No photo available. Represent Marc Siegler? Add or change photos at IMDbPro
Up 184,301 this week

Marc Siegler

Marc Siegler was born in December 1944 in Ohio, USA. He is an actor and writer, known for The Game (1997), Pump Up the Volume (1990) and A Nightmare on Elm Street 5: The Dream Child (1989). See full bio »


in Ohio, USA

"The Walking Dead" Cast Tease Season 8

"The Walking Dead" stars discuss what fans can expect from the popular AMC series in Season 8 and reflect on the show's popularity with Kevin Smith on IMDb LIVE at NY Comic Con.

Watch the video

Around The Web


Powered by ZergNet

On Amazon Video

Watch on TV

Do you have a demo reel?

Add it to your IMDbPage

Connect with IMDb

How Much Have You Seen?

How much of Marc Siegler's work have you seen?

User Polls

Known For

The Game
The Game City Club Waiter
Pump Up the Volume
Pump Up the Volume Teacher Stern
The Hidden
The Hidden Doctor

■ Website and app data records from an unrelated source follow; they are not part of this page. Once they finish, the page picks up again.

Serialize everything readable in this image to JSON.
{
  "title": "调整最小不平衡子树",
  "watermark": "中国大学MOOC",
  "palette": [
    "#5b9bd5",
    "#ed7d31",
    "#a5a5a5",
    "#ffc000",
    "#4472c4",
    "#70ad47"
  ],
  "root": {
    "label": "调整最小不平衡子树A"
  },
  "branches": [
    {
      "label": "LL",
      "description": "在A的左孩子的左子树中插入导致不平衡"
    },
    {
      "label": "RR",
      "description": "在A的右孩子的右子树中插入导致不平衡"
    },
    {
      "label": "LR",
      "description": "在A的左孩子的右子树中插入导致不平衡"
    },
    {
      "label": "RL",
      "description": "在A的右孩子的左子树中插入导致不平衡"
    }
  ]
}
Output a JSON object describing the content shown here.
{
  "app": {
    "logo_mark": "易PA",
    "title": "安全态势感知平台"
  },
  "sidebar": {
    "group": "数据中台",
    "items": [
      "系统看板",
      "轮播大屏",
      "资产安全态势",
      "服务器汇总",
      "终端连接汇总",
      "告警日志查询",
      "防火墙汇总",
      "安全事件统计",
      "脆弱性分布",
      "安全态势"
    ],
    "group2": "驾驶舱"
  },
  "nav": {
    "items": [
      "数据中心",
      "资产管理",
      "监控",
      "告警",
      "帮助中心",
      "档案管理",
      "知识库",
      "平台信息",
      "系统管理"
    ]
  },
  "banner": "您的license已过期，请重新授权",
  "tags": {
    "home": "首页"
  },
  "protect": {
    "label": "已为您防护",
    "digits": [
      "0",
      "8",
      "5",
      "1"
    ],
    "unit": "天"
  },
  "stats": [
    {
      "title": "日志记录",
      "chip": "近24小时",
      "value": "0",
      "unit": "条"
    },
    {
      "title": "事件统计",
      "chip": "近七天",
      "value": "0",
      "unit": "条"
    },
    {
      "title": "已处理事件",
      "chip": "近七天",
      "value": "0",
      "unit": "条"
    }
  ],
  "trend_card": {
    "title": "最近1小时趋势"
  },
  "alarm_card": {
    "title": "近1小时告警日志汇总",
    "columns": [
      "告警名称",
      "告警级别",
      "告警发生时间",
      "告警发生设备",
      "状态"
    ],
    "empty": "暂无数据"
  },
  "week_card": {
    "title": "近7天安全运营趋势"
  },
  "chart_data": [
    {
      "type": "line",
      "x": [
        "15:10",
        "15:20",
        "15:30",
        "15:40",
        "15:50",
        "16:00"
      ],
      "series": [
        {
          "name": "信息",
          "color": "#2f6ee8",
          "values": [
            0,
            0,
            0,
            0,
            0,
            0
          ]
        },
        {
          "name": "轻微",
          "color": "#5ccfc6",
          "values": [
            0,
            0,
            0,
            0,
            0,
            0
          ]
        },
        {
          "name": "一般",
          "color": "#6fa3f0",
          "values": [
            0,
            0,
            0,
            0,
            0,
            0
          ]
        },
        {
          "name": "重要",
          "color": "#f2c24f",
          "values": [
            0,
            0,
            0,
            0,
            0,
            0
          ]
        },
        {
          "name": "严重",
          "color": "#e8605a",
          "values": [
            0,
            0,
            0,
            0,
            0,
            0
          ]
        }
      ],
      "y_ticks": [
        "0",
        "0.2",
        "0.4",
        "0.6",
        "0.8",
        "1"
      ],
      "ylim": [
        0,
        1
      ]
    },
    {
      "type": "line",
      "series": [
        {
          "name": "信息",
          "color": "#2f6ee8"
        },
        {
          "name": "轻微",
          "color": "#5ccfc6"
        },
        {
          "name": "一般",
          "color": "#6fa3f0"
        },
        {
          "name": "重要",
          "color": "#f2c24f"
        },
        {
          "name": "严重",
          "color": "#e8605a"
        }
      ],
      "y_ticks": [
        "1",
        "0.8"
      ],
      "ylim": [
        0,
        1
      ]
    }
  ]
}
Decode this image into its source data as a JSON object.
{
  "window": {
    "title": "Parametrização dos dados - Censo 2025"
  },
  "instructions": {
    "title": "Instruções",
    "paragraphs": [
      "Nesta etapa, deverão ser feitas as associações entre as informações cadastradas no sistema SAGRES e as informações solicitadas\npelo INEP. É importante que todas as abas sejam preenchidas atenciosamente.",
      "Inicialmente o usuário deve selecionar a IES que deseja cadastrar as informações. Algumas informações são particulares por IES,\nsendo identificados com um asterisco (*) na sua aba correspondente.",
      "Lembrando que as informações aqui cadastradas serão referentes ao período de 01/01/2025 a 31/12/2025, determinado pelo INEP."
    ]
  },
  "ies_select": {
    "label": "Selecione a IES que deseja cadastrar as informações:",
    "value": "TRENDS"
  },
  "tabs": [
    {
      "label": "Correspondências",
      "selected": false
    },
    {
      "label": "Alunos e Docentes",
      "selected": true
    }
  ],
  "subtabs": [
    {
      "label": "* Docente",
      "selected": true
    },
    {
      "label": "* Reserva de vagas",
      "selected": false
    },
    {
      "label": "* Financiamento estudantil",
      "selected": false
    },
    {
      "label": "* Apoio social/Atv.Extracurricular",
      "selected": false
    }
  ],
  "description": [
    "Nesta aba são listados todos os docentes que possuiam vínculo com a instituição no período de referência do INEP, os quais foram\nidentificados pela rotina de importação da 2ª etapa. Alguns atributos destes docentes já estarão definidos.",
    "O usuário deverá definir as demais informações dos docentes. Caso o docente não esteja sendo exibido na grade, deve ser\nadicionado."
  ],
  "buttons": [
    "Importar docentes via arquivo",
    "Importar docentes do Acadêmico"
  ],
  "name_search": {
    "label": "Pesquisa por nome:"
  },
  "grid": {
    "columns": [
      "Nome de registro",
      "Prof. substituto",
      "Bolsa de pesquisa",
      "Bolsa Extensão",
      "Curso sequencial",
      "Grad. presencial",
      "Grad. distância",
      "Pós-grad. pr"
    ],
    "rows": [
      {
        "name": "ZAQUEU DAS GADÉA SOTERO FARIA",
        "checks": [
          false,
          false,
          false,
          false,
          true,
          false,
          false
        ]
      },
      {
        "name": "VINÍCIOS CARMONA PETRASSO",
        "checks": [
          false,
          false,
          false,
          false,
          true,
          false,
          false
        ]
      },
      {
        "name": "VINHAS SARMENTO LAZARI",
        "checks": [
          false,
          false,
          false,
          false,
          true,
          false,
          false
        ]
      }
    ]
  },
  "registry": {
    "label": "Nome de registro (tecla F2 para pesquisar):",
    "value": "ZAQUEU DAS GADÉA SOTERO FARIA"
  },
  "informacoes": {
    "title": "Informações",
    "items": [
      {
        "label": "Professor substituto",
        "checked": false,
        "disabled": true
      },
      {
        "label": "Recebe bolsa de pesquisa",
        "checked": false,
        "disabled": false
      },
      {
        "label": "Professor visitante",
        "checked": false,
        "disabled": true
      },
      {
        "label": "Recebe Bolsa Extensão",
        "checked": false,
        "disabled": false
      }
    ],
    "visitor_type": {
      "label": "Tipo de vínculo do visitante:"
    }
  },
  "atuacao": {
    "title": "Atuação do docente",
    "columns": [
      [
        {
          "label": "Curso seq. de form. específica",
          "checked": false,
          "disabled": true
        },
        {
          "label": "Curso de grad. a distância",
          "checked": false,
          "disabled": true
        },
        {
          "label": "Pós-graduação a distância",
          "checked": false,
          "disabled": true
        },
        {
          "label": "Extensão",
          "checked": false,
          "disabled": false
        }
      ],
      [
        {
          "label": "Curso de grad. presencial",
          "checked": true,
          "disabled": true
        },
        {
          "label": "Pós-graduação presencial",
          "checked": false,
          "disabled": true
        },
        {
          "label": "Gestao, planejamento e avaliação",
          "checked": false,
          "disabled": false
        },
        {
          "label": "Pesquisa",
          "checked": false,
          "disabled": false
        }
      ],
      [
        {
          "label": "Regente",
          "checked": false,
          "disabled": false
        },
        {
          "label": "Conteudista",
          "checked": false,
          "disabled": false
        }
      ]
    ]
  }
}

Hide Hide Show Show Actor (20 credits)
 2013 Sink Hole
Abe (as Mark Siegler)
 1997 The Game
City Club Waiter
 1994 Spring Awakening (TV Movie)
Drowning Boy's Father
 1994 Ice
 1993 The Hidden II
 1993 Reasonable Doubts (TV Series)
Jonathan Teitelbaum
- Legacy (1993) ... Jonathan Teitelbaum
 1991 Sisters (TV Series)
Person #1
- Freedom's Just Another Word (1991) ... Person #1
 1991 Father Dowling Mysteries (TV Series)
Father Baker
- The Priest Killer Mystery (1991) ... Father Baker
 1990 Repossessed
Blind Man on Street
 1990 Pump Up the Volume
Teacher Stern
 1989 A Nightmare on Elm Street 5: The Dream Child
Thirty-Something (as Mark Siegler)
 1989 The Method
 1988 Wildfire
Maitre D'
 1988 Patty Hearst
Charles Gould
 1988 A Year in the Life (TV Series)
Dr. Garfield
- Love Mother (1988) ... Dr. Garfield
 1987 The Hidden
Doctor (as Mark Siegler)
 1987 It's a Living (TV Series)
Patron #2
- The Dickie Doodle Show (1987) ... Patron #2
 1971 The Ski Bum
Show Show Writer (3 credits)
Show Show Producer (1 credit)
Show Show Self (1 credit)

Personal Details

Alternate Names:

Mark Siegler

Did You Know?

Personal Quote:

[Talking about the notorious maggot rape scene in "Galaxy of Terror"] He (Roger Corman) wanted something heavily charged and sexual. This was really upsetting to Bruce (director Bruce D. Clark) and me, because we didn't want to do gratuitous, violent sex. I heard that Roger was really into Freudian psychology. I thought, 'If we have to do this, let's make it so extreme that it's absurd.' I'll ... See more »

Contribute to This Page